On this sub-freezing morning, stumbling straight into cold mountain air in my jammies, iPhone in hand, I shivered in the narrow ranch road and watched the day break open into light and color. An amazing interplay of sun-lined clouds waltzed above the mystically familiar skyline of the Texas mountains: Mitre Peak, Haystack, Blue Mountain...Point of Rocks... From farther up the road, you can see Chinati and Cathedral. From our mountain perch, I look down at all these mountains with a dream-like detachment.

These haunting Texas mountains are deceptively harsh, but, so is life. Daybreak marks a new beginning, a time of quiet beauty before anyone or anything makes demands on me and my day. Watching the sun come up and change the sky is like Waking in a Land of Golden Dreams, where I am fearless and anything is possible. On this day, I watched sun rise and wash color into the clouds, watched it rise until it blinded, watched it climb into the sky until finally, it splattered the foreground in unexpected patches of light.

This is a happy painting, one with a voice that shouts "Look at me! I'm your Day! Guess what's gonna happen? Yay!"

But I couldn't simply smear color to show this. I had to think about it. How was the near-blinding light bouncing around those rapidly shifting cloud layers and oddly colored patches of blue sky in such unpredictable ways? I love it when another artist asks the pat question Where is the light coming from? because out here, the answer isn't linear. Physics aside, it often looks like there are multiple light sources playing across the southwest.

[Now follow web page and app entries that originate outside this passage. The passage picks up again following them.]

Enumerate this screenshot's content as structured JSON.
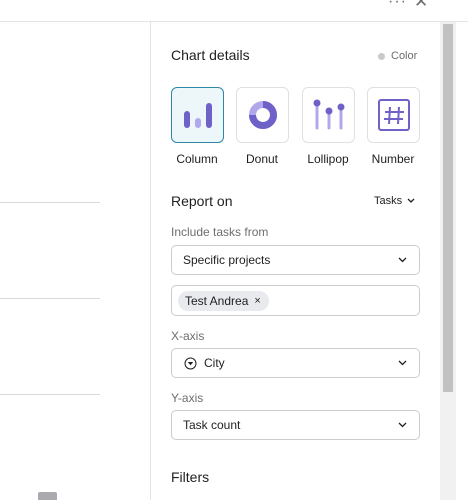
{
  "topbar": {
    "more_icon_glyph": "···",
    "close_icon_glyph": "✕"
  },
  "panel": {
    "title": "Chart details",
    "color_toggle_label": "Color",
    "chart_types": [
      {
        "label": "Column",
        "icon": "column-chart-icon",
        "selected": true
      },
      {
        "label": "Donut",
        "icon": "donut-chart-icon",
        "selected": false
      },
      {
        "label": "Lollipop",
        "icon": "lollipop-chart-icon",
        "selected": false
      },
      {
        "label": "Number",
        "icon": "number-chart-icon",
        "selected": false
      }
    ],
    "report_on": {
      "label": "Report on",
      "value": "Tasks"
    },
    "include_tasks": {
      "label": "Include tasks from",
      "value": "Specific projects"
    },
    "projects_token": {
      "label": "Test Andrea",
      "remove_glyph": "×"
    },
    "x_axis": {
      "label": "X-axis",
      "value": "City"
    },
    "y_axis": {
      "label": "Y-axis",
      "value": "Task count"
    },
    "filters": {
      "label": "Filters"
    }
  },
  "colors": {
    "accent": "#2e87a5",
    "chart_icon_purple": "#6e62c8",
    "chart_icon_light_purple": "#b1a8ec",
    "selected_bg": "#edf7fa"
  }
}
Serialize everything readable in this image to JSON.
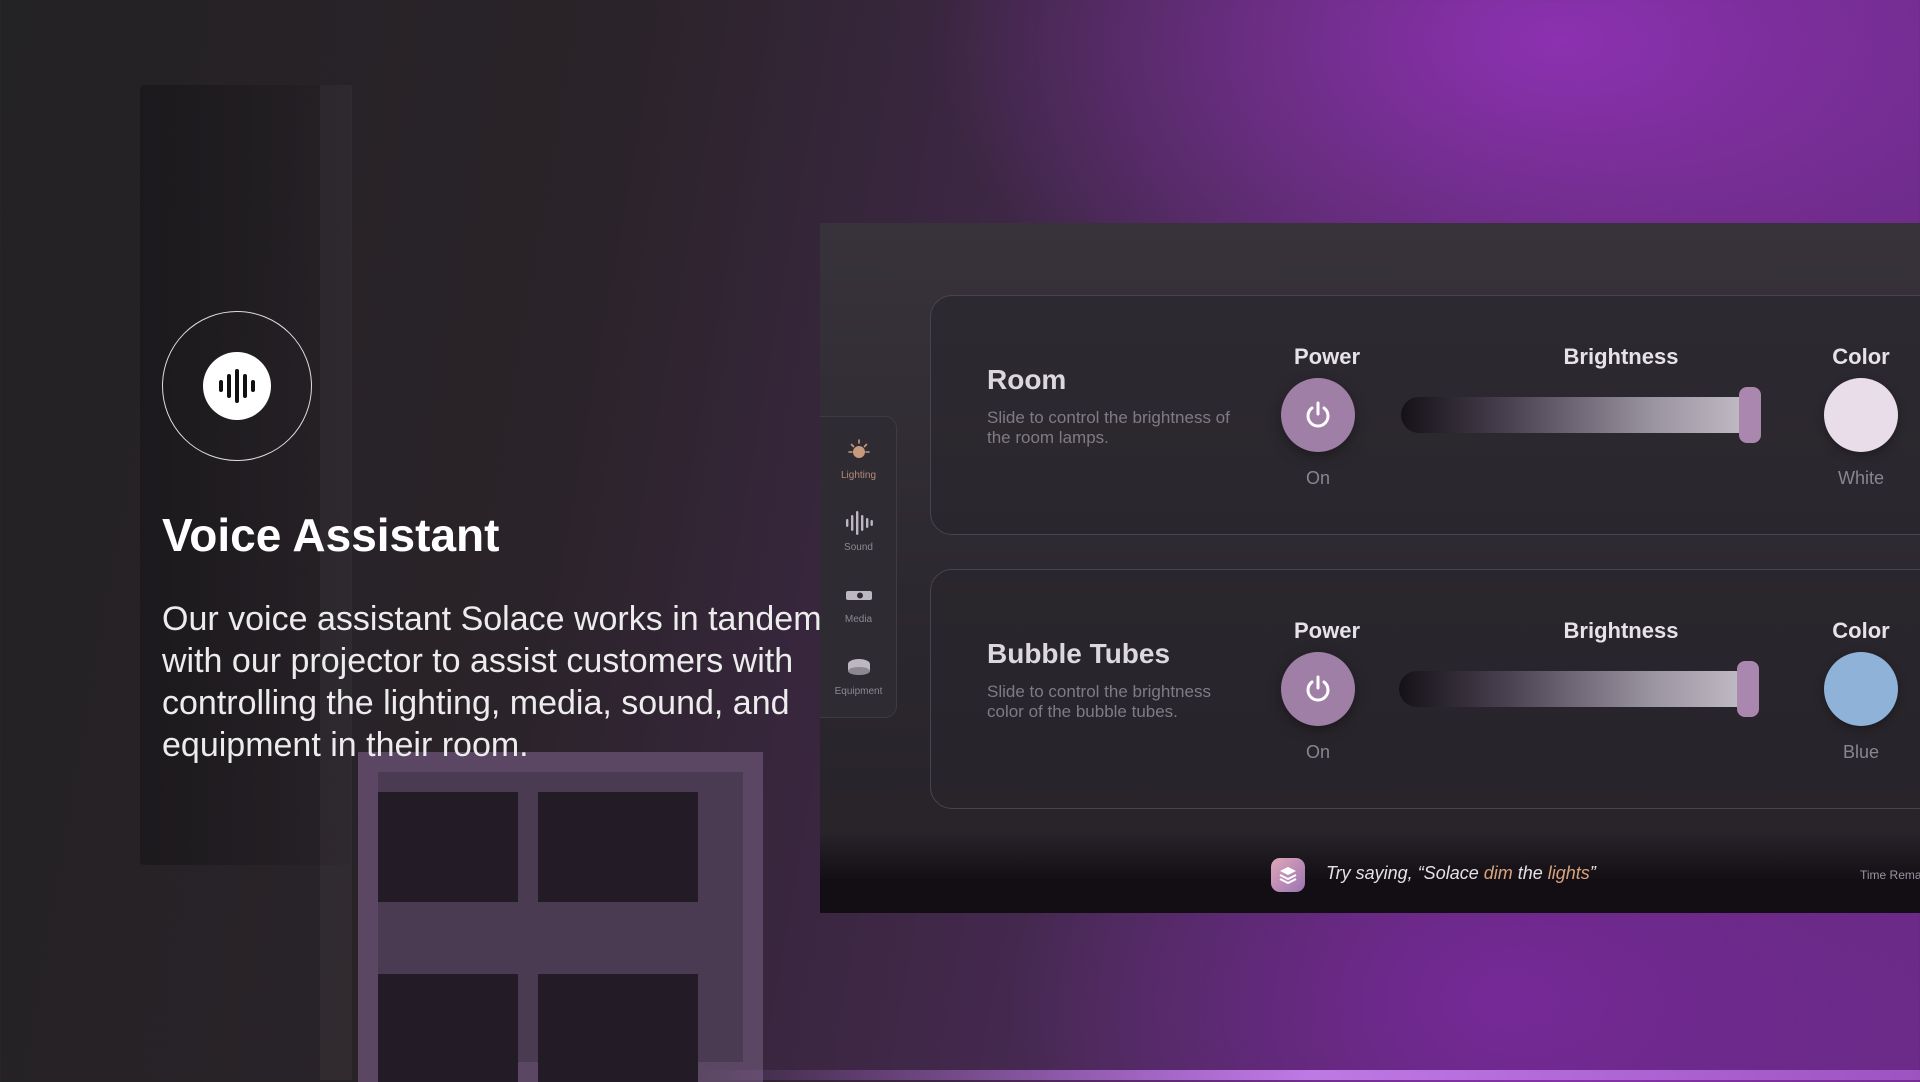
{
  "hero": {
    "title": "Voice Assistant",
    "description": "Our voice assistant Solace works in tandem with our projector to assist customers with controlling the lighting, media, sound, and equipment in their room."
  },
  "nav": {
    "items": [
      {
        "label": "Lighting",
        "icon": "lightbulb-icon",
        "active": true
      },
      {
        "label": "Sound",
        "icon": "sound-wave-icon",
        "active": false
      },
      {
        "label": "Media",
        "icon": "projector-icon",
        "active": false
      },
      {
        "label": "Equipment",
        "icon": "equipment-icon",
        "active": false
      }
    ]
  },
  "controls": {
    "power_heading": "Power",
    "brightness_heading": "Brightness",
    "color_heading": "Color"
  },
  "cards": [
    {
      "title": "Room",
      "description": "Slide to control the brightness of the room lamps.",
      "power_state": "On",
      "brightness_level": 1.0,
      "color_name": "White",
      "color_hex": "#e8dde9"
    },
    {
      "title": "Bubble Tubes",
      "description": "Slide to control the brightness color of the bubble tubes.",
      "power_state": "On",
      "brightness_level": 1.0,
      "color_name": "Blue",
      "color_hex": "#8fb2d8"
    }
  ],
  "hint": {
    "prefix": "Try saying, “Solace ",
    "word1": "dim",
    "middle": " the ",
    "word2": "lights",
    "suffix": "”"
  },
  "time_remaining_label": "Time Rema",
  "colors": {
    "accent": "#a07fa7",
    "highlight": "#d8a47e"
  }
}
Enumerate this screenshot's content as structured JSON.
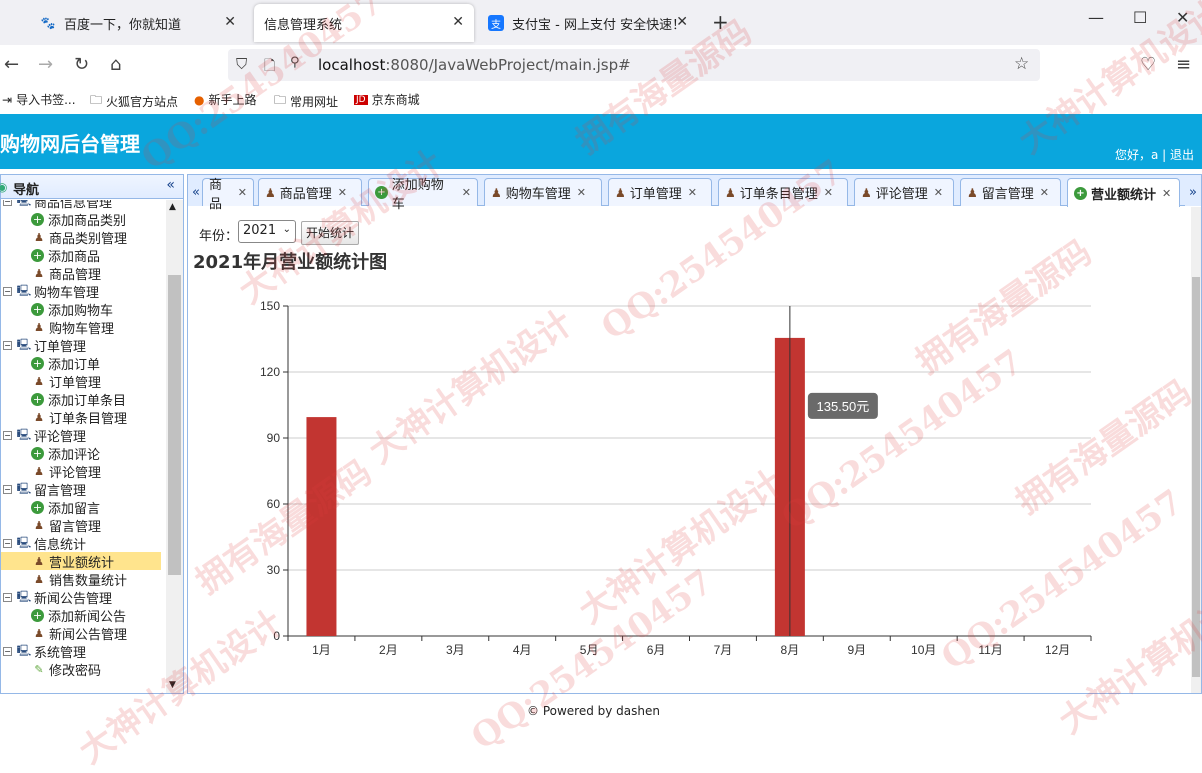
{
  "browser": {
    "tabs": [
      {
        "title": "百度一下，你就知道"
      },
      {
        "title": "信息管理系统"
      },
      {
        "title": "支付宝 - 网上支付 安全快速！"
      }
    ],
    "url_host": "localhost",
    "url_rest": ":8080/JavaWebProject/main.jsp#",
    "bookmarks": [
      "导入书签...",
      "火狐官方站点",
      "新手上路",
      "常用网址",
      "京东商城"
    ]
  },
  "app": {
    "title": "购物网后台管理",
    "greeting": "您好，a",
    "logout": "退出"
  },
  "nav": {
    "title": "导航",
    "groups": [
      {
        "label": "商品信息管理",
        "items": [
          "添加商品类别",
          "商品类别管理",
          "添加商品",
          "商品管理"
        ]
      },
      {
        "label": "购物车管理",
        "items": [
          "添加购物车",
          "购物车管理"
        ]
      },
      {
        "label": "订单管理",
        "items": [
          "添加订单",
          "订单管理",
          "添加订单条目",
          "订单条目管理"
        ]
      },
      {
        "label": "评论管理",
        "items": [
          "添加评论",
          "评论管理"
        ]
      },
      {
        "label": "留言管理",
        "items": [
          "添加留言",
          "留言管理"
        ]
      },
      {
        "label": "信息统计",
        "items": [
          "营业额统计",
          "销售数量统计"
        ]
      },
      {
        "label": "新闻公告管理",
        "items": [
          "添加新闻公告",
          "新闻公告管理"
        ]
      },
      {
        "label": "系统管理",
        "items": [
          "修改密码"
        ]
      }
    ],
    "selected": "营业额统计"
  },
  "tabs": [
    "商品",
    "商品管理",
    "添加购物车",
    "购物车管理",
    "订单管理",
    "订单条目管理",
    "评论管理",
    "留言管理",
    "营业额统计"
  ],
  "form": {
    "year_label": "年份：",
    "year_value": "2021",
    "start_button": "开始统计"
  },
  "tooltip": "135.50元",
  "footer": "© Powered by dashen",
  "watermarks": [
    "QQ:254540457",
    "大神计算机设计",
    "拥有海量源码"
  ],
  "chart_data": {
    "type": "bar",
    "title": "2021年月营业额统计图",
    "categories": [
      "1月",
      "2月",
      "3月",
      "4月",
      "5月",
      "6月",
      "7月",
      "8月",
      "9月",
      "10月",
      "11月",
      "12月"
    ],
    "values": [
      99.5,
      0,
      0,
      0,
      0,
      0,
      0,
      135.5,
      0,
      0,
      0,
      0
    ],
    "ylim": [
      0,
      150
    ],
    "yticks": [
      0,
      30,
      60,
      90,
      120,
      150
    ],
    "color": "#c23531",
    "grid": true
  }
}
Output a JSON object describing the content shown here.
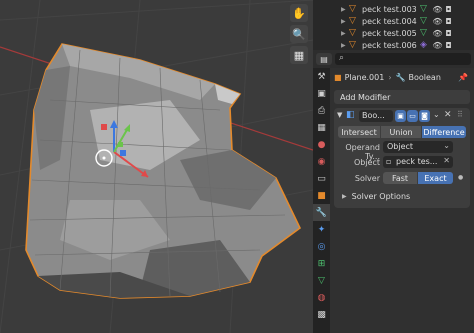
{
  "colors": {
    "accent": "#4772b3",
    "orange": "#e48a2c",
    "green": "#4ec26f",
    "viewport_bg": "#3b3b3b"
  },
  "viewport": {
    "nav_icons": [
      "hand-icon",
      "magnify-icon",
      "grid-icon"
    ]
  },
  "outliner": {
    "items": [
      {
        "label": "peck test.003"
      },
      {
        "label": "peck test.004"
      },
      {
        "label": "peck test.005"
      },
      {
        "label": "peck test.006"
      }
    ]
  },
  "properties": {
    "search_placeholder": "",
    "breadcrumb": {
      "object": "Plane.001",
      "separator": "›",
      "modifier": "Boolean"
    },
    "add_modifier": "Add Modifier",
    "modifier": {
      "name": "Boo...",
      "operations": [
        "Intersect",
        "Union",
        "Difference"
      ],
      "active_operation": "Difference",
      "operand_label": "Operand Ty...",
      "operand_value": "Object",
      "object_label": "Object",
      "object_value": "peck tes...",
      "solver_label": "Solver",
      "solver_options": [
        "Fast",
        "Exact"
      ],
      "active_solver": "Exact",
      "solver_options_section": "Solver Options"
    }
  }
}
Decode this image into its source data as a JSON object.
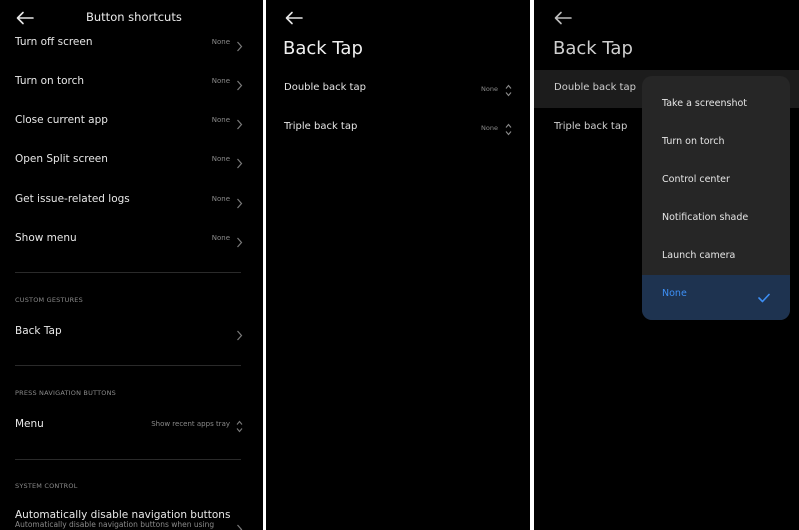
{
  "panel1": {
    "title": "Button shortcuts",
    "rows": [
      {
        "label": "Turn off screen",
        "value": "None"
      },
      {
        "label": "Turn on torch",
        "value": "None"
      },
      {
        "label": "Close current app",
        "value": "None"
      },
      {
        "label": "Open Split screen",
        "value": "None"
      },
      {
        "label": "Get issue-related logs",
        "value": "None"
      },
      {
        "label": "Show menu",
        "value": "None"
      }
    ],
    "custom_gestures": {
      "heading": "CUSTOM GESTURES",
      "back_tap_label": "Back Tap"
    },
    "press_navigation": {
      "heading": "PRESS NAVIGATION BUTTONS",
      "menu_label": "Menu",
      "menu_value": "Show recent apps tray"
    },
    "system_control": {
      "heading": "SYSTEM CONTROL",
      "auto_disable_label": "Automatically disable navigation buttons",
      "auto_disable_sub": "Automatically disable navigation buttons when using"
    }
  },
  "panel2": {
    "title": "Back Tap",
    "rows": [
      {
        "label": "Double back tap",
        "value": "None"
      },
      {
        "label": "Triple back tap",
        "value": "None"
      }
    ]
  },
  "panel3": {
    "title": "Back Tap",
    "rows": [
      {
        "label": "Double back tap"
      },
      {
        "label": "Triple back tap"
      }
    ],
    "dropdown": {
      "options": [
        "Take a screenshot",
        "Turn on torch",
        "Control center",
        "Notification shade",
        "Launch camera",
        "None"
      ],
      "selected": "None"
    }
  },
  "colors": {
    "background": "#000000",
    "dropdown_bg": "#262626",
    "selected_bg": "#1e3350",
    "accent": "#3d8ff5",
    "secondary_text": "#8a8a8a"
  },
  "icons": [
    "back-arrow-icon",
    "chevron-right-icon",
    "up-down-chevron-icon",
    "checkmark-icon"
  ]
}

And you paint what you perceive, not what you expect to see. So, watching the sun rise was as important to this painting as taking photos. One photo reference couldn't capture the process. That's where art and photography part ways. In the series of iPhone photos I took as I turned blue standing in the (thankfully deserted) ranch road, the sky moves from magnificent to breath-taking. The landmark mountains are mere placeholders between land and sky.

Sharing that experience took more than color: It took a bit of dreaming to make it real.